Tuesday, July 24, 2012

Sewing with Ruffle Fabrics!

Rosebud, our most popular kit for 2012!
Ask anyone in the shop is I like these new Ruffle fabrics and they will tell you that Lorene LOVES them and has gone ruffle crazy! Yes, I cannot even begin to count how many things I have sewn in the last few months. They are so easy to work with and sew up super quick! I love the feel of them too ~ they are really soft and drape incredibly well . . . AND, they are not bulky! I recently made a short skirt using a nude color and wondered if I could use it as a slip. I wore it under an unlined linen skirt - it did not "show"! 

So, just what is this new fabric that has popped up everywhere seemingly overnight? 
Well, it is a knit. I am not sure how it is made as it is practically double layered - that idea does intrigue me. Most of the ruffle fabrics that you see on the market and in the department stores are made up of a blend of polyester, nylon with lycra. There are a few that have a small amount of rayon in them as well some with cotton - they almost feel like a tee-shirt jersey. So, considering the fiber content, they are definitely washable, although I would highly recommend hand washing on putting them in a lingerie bag and washing on the delicate cycle. Do NOT iron them. If you really need to press your seams or get all of the ruffles going in the same direction (because perhaps they have been folded up), do use a pressing cloth with your iron set at a cooler temperature than you normally use. 

As to "how to sew" with them, use a ball point needle as they are a knit. Lengthen your stitch length to between a 2.5-3 or use a stitch on your machine designed for knits; you could use wooly nylon in your bobbin. Both of these suggestions will allow the fabric to stretch a little along the seam lines. And, speaking of seams, choose a pattern with very few and let the fabric itself be the "design". For your seams finishes, you could also zig zag them or serge with a fairly open stitch. Most of the time, I use the entire width of the fabric so my selvedges are my seam finish.  If you do not finish your seams, it really is not a problem - it is not going to fray or ravel. But, it can snag, so do not send your little one out to climb trees wearing their new little skirt! But do apply some lotion to your hands if they are dry before working with the fabric ~ and make sure that you do not have any rough places on your fingernails!

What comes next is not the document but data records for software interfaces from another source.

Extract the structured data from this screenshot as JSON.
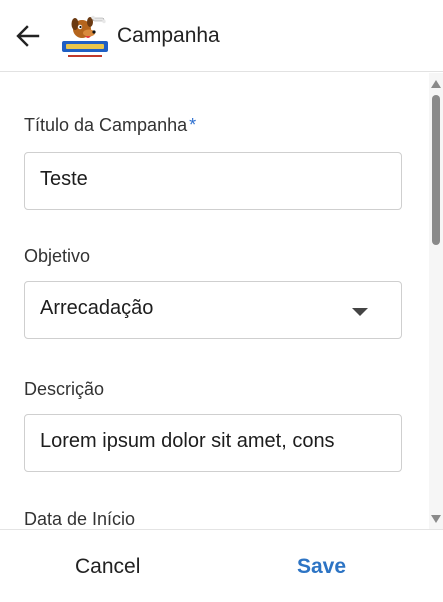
{
  "header": {
    "title": "Campanha",
    "back_icon": "arrow-left-icon",
    "logo_icon": "bicho-loka-logo"
  },
  "form": {
    "titulo": {
      "label": "Título da Campanha",
      "required_mark": "*",
      "value": "Teste"
    },
    "objetivo": {
      "label": "Objetivo",
      "value": "Arrecadação",
      "icon": "dropdown-caret-icon"
    },
    "descricao": {
      "label": "Descrição",
      "value": "Lorem ipsum dolor sit amet, cons"
    },
    "data_inicio": {
      "label": "Data de Início"
    }
  },
  "footer": {
    "cancel_label": "Cancel",
    "save_label": "Save"
  },
  "colors": {
    "accent": "#2d74c4",
    "required": "#2d6fcf",
    "border": "#cfcfcf"
  }
}
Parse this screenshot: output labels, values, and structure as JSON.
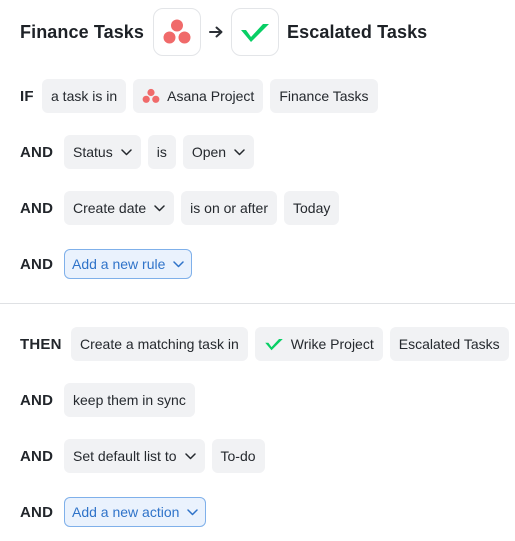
{
  "header": {
    "source_title": "Finance Tasks",
    "dest_title": "Escalated Tasks",
    "source_app_icon": "asana-logo-icon",
    "dest_app_icon": "wrike-logo-icon",
    "arrow_icon": "arrow-right-icon"
  },
  "rules": {
    "if_keyword": "IF",
    "and_keyword": "AND",
    "task_in_label": "a task is in",
    "project_app_label": "Asana Project",
    "project_value": "Finance Tasks",
    "status_field": "Status",
    "status_op": "is",
    "status_value": "Open",
    "date_field": "Create date",
    "date_op": "is on or after",
    "date_value": "Today",
    "add_rule_label": "Add a new rule"
  },
  "actions": {
    "then_keyword": "THEN",
    "and_keyword": "AND",
    "create_label": "Create a matching task in",
    "project_app_label": "Wrike Project",
    "project_value": "Escalated Tasks",
    "sync_label": "keep them in sync",
    "default_list_label": "Set default list to",
    "default_list_value": "To-do",
    "add_action_label": "Add a new action"
  },
  "colors": {
    "asana": "#f06a6a",
    "wrike": "#08cf65",
    "add_button_bg": "#eaf2fd",
    "add_button_border": "#7fb0ea",
    "add_button_text": "#2f73c9",
    "pill_bg": "#f1f2f4"
  }
}
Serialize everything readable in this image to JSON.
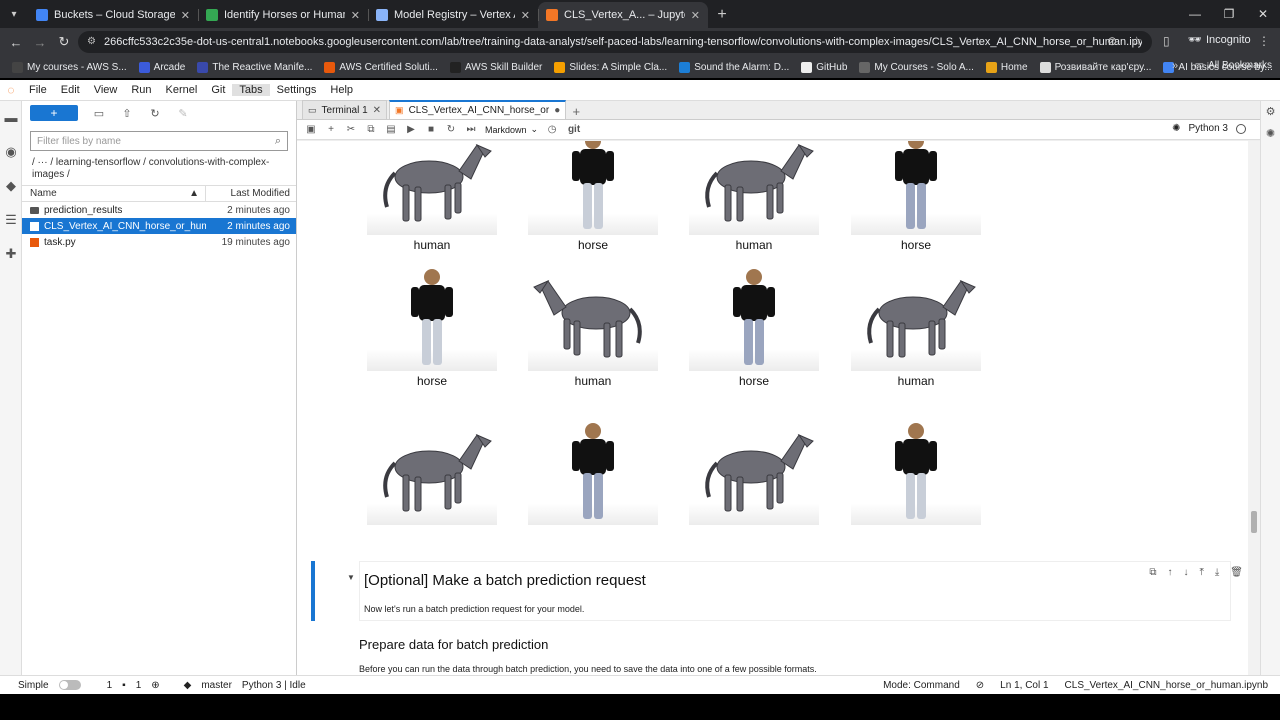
{
  "browser": {
    "tabs": [
      {
        "title": "Buckets – Cloud Storage – qwikl",
        "favicon_color": "#4285f4",
        "active": false
      },
      {
        "title": "Identify Horses or Humans with",
        "favicon_color": "#34a853",
        "active": false
      },
      {
        "title": "Model Registry – Vertex AI – qw",
        "favicon_color": "#8ab4f8",
        "active": false
      },
      {
        "title": "CLS_Vertex_A... – JupyterLab",
        "favicon_color": "#f37726",
        "active": true
      }
    ],
    "url": "266cffc533c2c35e-dot-us-central1.notebooks.googleusercontent.com/lab/tree/training-data-analyst/self-paced-labs/learning-tensorflow/convolutions-with-complex-images/CLS_Vertex_AI_CNN_horse_or_human.ipynb",
    "profile": "Incognito",
    "bookmarks": [
      {
        "label": "My courses - AWS S...",
        "color": "#444"
      },
      {
        "label": "Arcade",
        "color": "#3b5bdb"
      },
      {
        "label": "The Reactive Manife...",
        "color": "#3949ab"
      },
      {
        "label": "AWS Certified Soluti...",
        "color": "#e8590c"
      },
      {
        "label": "AWS Skill Builder",
        "color": "#222"
      },
      {
        "label": "Slides: A Simple Cla...",
        "color": "#f59f00"
      },
      {
        "label": "Sound the Alarm: D...",
        "color": "#1c7ed6"
      },
      {
        "label": "GitHub",
        "color": "#eee"
      },
      {
        "label": "My Courses - Solo A...",
        "color": "#666"
      },
      {
        "label": "Home",
        "color": "#e8a317"
      },
      {
        "label": "Розвивайте кар'єру...",
        "color": "#ddd"
      },
      {
        "label": "AI basics course by...",
        "color": "#4285f4"
      }
    ],
    "all_bookmarks": "All Bookmarks"
  },
  "jupyter": {
    "menu": [
      "File",
      "Edit",
      "View",
      "Run",
      "Kernel",
      "Git",
      "Tabs",
      "Settings",
      "Help"
    ],
    "filebrowser": {
      "new_label": "+",
      "search_placeholder": "Filter files by name",
      "breadcrumb": "/   ···   / learning-tensorflow / convolutions-with-complex-images /",
      "col_name": "Name",
      "col_modified": "Last Modified",
      "files": [
        {
          "name": "prediction_results",
          "modified": "2 minutes ago",
          "type": "folder",
          "selected": false
        },
        {
          "name": "CLS_Vertex_AI_CNN_horse_or_human.ip...",
          "modified": "2 minutes ago",
          "type": "notebook",
          "selected": true
        },
        {
          "name": "task.py",
          "modified": "19 minutes ago",
          "type": "python",
          "selected": false
        }
      ]
    },
    "doc_tabs": [
      {
        "label": "Terminal 1",
        "active": false
      },
      {
        "label": "CLS_Vertex_AI_CNN_horse_or",
        "active": true
      }
    ],
    "toolbar": {
      "cell_type": "Markdown",
      "git": "git",
      "kernel": "Python 3"
    },
    "predictions": [
      {
        "label": "human",
        "subject": "horse"
      },
      {
        "label": "horse",
        "subject": "human"
      },
      {
        "label": "human",
        "subject": "horse"
      },
      {
        "label": "horse",
        "subject": "human"
      },
      {
        "label": "horse",
        "subject": "human"
      },
      {
        "label": "human",
        "subject": "horse"
      },
      {
        "label": "horse",
        "subject": "human"
      },
      {
        "label": "human",
        "subject": "horse"
      },
      {
        "label": "",
        "subject": "horse"
      },
      {
        "label": "",
        "subject": "human"
      },
      {
        "label": "",
        "subject": "horse"
      },
      {
        "label": "",
        "subject": "human"
      }
    ],
    "markdown": {
      "heading": "[Optional] Make a batch prediction request",
      "paragraph": "Now let's run a batch prediction request for your model.",
      "subheading": "Prepare data for batch prediction",
      "paragraph2": "Before you can run the data through batch prediction, you need to save the data into one of a few possible formats."
    },
    "status": {
      "mode_simple": "Simple",
      "n1": "1",
      "n2": "1",
      "branch": "master",
      "kernel_status": "Python 3 | Idle",
      "mode": "Mode: Command",
      "cursor": "Ln 1, Col 1",
      "filename": "CLS_Vertex_AI_CNN_horse_or_human.ipynb"
    }
  }
}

Sew It Up's Petticoat Skirt!
A couple of other queries are to whether to interface and/or line the fabric and how to hem it. So far, I have not chosen any patterns that would require interfacing. I love making skirts! I have had several customers make tee-shirt tops and shells though and I have thought that perhaps a little clear elastic on the shoulder seams would be beneficial. Any fusible interfacing would probably distort the garment rather than stabilize it. As for lining, well, there are some of the ruffle fabrics that are more "see thru" than others. Most of the time I wear a slip anyway, so no need to line! As for hemming  . . .  you are going to love this! No hemming required! The knit curls up on itself on the "last row". Your "hem" stays soft and flexible. If you were to try to hem your garment, it would just be too stiff for the fabric in my opinion.

Are you ready to try sewing with it? So, besides making little tee-shirt dresses such as Rosebud shown above or the Petticoat Skirt, what can you make with it? Oh, my gosh . . . its almost like what can you not make with it! I'll give you a few more ideas later this week ~ promise!